Let’s check out how to ruggedize the communication.
Azure IoT Edge is based on the concept of modules. A module is a container holding some logic executed on the edge device. These containers are actual Docker containers.
These can both be generic containers like a NodeJS that you have produced yourself, an open-source container, or a commercial container. In can also be a container supporting Azure IoT Edge module twins and the routing between modules using one of the Azure IoT Edge SDKs.
Anyway, the modules have to be deployed at one point in time.
By default, Azure IoT Edge devices are constructed with two basic modules registered, the edgeAgent (which is responsible for life-and-death of other modules) and the edgeHub (for enabling message routing between modules and the local gateway towards the cloud):
With life-or-death of other modules I mean the EdgeAgent is responsible for keeping the module configuration on the Azure IoT Edge device in sync with the registration and configuration in the IoT Hub device registration.
Each time the configuration of an edge device registration in the IoT Hub changes, a new version of the deployment manifest is offered to the Edge Agent. It contains both the module descriptions and their configuration and a description of the message routing on the edge.
The Edge Agent then picks up the deployment manifest and checks for changes with the last manifest it received. If there are any configuration changes, or modules added or modules deleted, the edgeAgent will start the process of synchronizing the deployment.
If you check the documentation, three ways of altering the IoT Edge configuration (and thus deploying a new deployment manifest) are documented:
Azure has all sorts of Publisher/Subscriber resources available to allow sending and receiving messages (events) within Azure. Think of the Service Bus, EventHub, Storage Queue, Stream Analytics, Azure Functions, etc.
At some point, Microsoft realized that a more formal way of the eventing abilities of these resources was needed.
This let to the introduction of the EventGrid, one overall solution to send and receive messages. Azure Event Grid relatively new.
The Azure Event Grid allows you to easily build applications with event-based architectures
The Azure resources are divided into two groups:
Event sources. Resources which produce events (or pass-through events)
Event handlers. Resources which are able to pick up events and do something with them
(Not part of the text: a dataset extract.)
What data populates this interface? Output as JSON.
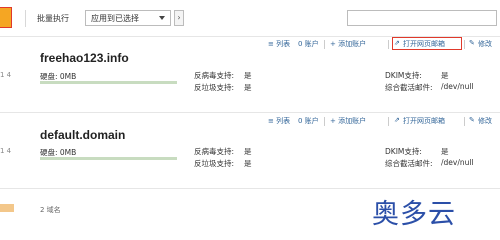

These resources all come together in the Event Grid.
The Azure IoT Hub can act like an Event Source too. The events exposed are:
Once you start collecting data in an IoT solution, you will need some kind of dashboard to represent the raw or aggregated data.
IoT projects typically start as a POC to validate IoT scenarios. When the POC success, a pilot project is started to check scalability, monitoring, maintainability, etc.
Microsoft provides multiple solutions for these various scenarios. The most lightweight solution is IoT Central.
“Experience the simplicity of SaaS for IoT (Internet of Things), with no cloud expertise required—Azure IoT Central is a fully managed global IoT SaaS (software-as-a-service) solution that makes it easy to connect, monitor, and manage your IoT assets at scale. Bring your connected products to market faster while staying focused on your customers.”
You can start with a 7-day trial or with pay-as-you-go. This last option is free if you limit yourself to 5 actual or simulated devices.